**** Data for processing

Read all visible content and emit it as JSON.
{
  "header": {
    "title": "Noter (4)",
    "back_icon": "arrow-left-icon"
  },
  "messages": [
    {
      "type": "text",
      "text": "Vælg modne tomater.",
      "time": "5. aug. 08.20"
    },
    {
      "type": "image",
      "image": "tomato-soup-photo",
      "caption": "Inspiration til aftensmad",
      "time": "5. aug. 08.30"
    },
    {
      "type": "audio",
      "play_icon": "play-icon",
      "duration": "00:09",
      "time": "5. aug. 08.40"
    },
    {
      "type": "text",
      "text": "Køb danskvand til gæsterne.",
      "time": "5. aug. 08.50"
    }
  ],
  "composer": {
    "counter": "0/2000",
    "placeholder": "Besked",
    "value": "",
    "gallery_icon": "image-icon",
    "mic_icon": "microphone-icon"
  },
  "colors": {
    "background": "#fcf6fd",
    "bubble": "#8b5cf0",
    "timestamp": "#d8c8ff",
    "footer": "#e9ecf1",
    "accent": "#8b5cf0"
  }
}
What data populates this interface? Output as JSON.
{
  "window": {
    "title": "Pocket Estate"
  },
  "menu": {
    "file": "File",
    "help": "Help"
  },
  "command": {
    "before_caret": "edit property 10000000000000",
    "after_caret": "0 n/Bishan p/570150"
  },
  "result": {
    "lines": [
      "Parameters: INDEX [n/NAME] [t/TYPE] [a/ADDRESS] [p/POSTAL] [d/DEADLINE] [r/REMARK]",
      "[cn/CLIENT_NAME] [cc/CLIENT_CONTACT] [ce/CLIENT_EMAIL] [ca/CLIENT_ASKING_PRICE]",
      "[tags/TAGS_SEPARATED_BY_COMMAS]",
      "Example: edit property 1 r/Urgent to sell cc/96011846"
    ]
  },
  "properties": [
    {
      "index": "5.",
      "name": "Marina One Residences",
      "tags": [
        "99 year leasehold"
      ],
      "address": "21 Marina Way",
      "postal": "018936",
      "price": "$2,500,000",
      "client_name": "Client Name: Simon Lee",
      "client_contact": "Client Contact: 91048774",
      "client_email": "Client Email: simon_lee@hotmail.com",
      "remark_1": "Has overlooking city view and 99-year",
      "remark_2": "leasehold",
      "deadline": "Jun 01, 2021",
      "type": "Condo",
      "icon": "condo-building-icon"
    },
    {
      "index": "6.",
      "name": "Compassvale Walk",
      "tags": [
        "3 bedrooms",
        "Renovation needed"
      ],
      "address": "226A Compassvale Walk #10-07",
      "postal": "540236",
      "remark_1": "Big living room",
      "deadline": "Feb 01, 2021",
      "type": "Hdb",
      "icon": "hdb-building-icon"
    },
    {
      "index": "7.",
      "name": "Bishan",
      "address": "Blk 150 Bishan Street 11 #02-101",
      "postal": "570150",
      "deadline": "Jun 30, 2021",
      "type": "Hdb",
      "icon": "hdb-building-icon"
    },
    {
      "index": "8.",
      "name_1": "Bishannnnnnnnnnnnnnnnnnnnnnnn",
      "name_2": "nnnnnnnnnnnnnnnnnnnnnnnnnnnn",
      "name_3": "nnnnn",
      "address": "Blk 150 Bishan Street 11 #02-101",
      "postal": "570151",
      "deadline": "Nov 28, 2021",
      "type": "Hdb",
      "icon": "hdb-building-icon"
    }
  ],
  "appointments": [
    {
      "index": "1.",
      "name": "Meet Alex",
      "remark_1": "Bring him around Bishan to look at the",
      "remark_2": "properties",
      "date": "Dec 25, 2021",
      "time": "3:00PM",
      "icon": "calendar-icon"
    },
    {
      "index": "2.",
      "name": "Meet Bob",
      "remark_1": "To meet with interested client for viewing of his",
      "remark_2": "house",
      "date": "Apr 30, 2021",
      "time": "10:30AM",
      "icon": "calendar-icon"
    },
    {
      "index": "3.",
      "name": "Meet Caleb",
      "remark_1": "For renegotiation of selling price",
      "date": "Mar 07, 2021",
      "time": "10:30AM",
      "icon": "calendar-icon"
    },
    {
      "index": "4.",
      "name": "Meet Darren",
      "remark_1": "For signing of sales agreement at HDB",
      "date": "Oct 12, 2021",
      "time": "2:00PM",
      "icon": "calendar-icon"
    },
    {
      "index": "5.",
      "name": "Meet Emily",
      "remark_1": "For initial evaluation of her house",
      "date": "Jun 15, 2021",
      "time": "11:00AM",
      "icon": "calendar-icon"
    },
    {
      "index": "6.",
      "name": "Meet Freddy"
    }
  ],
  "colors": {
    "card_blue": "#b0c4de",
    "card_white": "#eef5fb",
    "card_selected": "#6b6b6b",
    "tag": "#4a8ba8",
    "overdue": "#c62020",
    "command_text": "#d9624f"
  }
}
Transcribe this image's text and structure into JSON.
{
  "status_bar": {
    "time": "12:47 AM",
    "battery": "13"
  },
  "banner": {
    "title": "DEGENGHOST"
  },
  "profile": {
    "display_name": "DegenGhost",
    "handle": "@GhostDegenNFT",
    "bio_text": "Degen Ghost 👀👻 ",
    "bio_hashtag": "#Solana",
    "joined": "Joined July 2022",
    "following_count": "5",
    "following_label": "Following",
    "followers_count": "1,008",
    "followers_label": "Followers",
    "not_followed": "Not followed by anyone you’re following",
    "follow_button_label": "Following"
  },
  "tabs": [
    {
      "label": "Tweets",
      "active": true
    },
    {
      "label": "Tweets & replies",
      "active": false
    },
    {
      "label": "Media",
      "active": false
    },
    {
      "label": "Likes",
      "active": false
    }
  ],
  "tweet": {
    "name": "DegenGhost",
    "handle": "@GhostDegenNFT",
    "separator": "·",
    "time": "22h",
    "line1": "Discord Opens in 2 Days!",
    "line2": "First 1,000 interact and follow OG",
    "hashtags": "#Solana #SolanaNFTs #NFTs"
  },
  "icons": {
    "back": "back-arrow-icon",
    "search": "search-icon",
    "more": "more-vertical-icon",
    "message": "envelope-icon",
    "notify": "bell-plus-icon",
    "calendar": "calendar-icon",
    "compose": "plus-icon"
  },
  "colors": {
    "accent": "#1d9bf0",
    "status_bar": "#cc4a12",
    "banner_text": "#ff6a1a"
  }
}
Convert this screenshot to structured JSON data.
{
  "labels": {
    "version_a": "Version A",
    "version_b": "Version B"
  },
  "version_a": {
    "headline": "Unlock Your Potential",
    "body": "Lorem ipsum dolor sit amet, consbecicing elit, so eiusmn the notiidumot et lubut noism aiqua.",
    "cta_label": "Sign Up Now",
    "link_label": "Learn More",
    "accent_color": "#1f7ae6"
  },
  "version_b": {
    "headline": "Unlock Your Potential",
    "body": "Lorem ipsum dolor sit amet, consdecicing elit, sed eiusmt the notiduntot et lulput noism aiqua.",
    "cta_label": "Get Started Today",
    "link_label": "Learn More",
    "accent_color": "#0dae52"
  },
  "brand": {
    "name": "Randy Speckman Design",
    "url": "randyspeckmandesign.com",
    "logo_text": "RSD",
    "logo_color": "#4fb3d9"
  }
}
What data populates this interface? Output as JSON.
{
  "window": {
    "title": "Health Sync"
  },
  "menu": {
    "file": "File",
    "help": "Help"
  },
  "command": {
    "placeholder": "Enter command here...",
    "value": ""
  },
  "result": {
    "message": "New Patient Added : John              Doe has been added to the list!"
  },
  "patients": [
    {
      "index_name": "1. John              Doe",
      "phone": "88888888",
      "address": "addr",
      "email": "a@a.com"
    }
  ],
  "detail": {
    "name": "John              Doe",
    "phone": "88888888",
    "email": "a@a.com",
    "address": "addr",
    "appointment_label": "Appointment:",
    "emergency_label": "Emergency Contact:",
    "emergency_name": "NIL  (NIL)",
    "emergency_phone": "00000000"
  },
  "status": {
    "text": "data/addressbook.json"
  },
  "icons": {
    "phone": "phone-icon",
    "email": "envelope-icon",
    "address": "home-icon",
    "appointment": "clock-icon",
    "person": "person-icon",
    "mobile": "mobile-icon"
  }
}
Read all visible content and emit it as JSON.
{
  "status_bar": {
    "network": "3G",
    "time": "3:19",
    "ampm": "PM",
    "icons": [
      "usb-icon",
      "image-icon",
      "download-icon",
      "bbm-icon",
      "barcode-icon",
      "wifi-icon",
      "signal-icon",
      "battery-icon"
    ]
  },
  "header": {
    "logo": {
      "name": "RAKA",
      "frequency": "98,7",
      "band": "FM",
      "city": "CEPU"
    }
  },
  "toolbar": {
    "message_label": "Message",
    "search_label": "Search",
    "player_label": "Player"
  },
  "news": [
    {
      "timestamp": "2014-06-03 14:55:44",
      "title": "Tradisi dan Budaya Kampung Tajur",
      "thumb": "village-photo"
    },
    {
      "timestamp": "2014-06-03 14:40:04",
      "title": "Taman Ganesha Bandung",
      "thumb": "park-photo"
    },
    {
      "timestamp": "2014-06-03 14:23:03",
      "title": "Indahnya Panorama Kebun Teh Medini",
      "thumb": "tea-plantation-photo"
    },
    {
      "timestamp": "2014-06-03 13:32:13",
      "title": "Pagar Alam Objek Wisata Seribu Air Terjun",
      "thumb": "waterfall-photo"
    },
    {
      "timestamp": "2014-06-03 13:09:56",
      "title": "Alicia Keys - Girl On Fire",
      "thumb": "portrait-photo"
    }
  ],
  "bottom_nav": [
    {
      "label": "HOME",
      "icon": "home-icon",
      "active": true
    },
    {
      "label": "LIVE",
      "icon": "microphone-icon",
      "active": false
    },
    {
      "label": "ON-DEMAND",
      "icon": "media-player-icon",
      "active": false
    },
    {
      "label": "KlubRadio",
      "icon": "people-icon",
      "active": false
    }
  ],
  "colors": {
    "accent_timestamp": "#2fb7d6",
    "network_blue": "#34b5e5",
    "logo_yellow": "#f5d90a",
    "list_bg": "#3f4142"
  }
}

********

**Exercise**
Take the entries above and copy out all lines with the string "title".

**Response to this exercise**
    "title": "Noter (4)",
    "title": "Pocket Estate"
    "title": "DEGENGHOST"
    "title": "Health Sync"
      "title": "Tradisi dan Budaya Kampung Tajur",
      "title": "Taman Ganesha Bandung",
      "title": "Indahnya Panorama Kebun Teh Medini",
      "title": "Pagar Alam Objek Wisata Seribu Air Terjun",
      "title": "Alicia Keys - Girl On Fire",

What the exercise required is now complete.